» THE TASK
Look through the records below for the word "Remove". Report how many lines have it, and only that number.

Web page and app entries
* * * *

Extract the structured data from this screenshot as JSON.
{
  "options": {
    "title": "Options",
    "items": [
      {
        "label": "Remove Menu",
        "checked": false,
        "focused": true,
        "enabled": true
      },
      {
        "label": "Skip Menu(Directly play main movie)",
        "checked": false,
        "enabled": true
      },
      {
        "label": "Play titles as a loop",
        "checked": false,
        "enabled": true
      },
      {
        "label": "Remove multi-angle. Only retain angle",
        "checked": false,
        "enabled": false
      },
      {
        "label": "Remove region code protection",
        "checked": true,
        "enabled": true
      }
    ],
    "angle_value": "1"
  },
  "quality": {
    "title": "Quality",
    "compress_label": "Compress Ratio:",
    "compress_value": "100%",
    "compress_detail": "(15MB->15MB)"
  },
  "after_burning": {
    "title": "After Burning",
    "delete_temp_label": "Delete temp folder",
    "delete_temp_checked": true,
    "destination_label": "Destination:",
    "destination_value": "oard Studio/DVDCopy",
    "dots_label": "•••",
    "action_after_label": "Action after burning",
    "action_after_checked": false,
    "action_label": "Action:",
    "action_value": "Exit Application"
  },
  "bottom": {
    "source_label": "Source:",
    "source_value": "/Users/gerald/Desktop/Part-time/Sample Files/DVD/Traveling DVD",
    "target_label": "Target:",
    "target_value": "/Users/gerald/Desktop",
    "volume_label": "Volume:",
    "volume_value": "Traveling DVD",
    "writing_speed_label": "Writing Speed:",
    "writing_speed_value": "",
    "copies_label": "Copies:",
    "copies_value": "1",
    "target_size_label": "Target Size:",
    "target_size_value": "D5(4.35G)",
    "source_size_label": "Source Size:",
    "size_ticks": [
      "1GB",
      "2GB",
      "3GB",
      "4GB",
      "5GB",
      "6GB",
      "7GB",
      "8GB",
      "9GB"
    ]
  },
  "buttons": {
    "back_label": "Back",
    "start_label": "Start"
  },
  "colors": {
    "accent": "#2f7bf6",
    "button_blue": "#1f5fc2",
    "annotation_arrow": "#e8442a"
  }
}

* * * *

» YOUR SOLUTION
3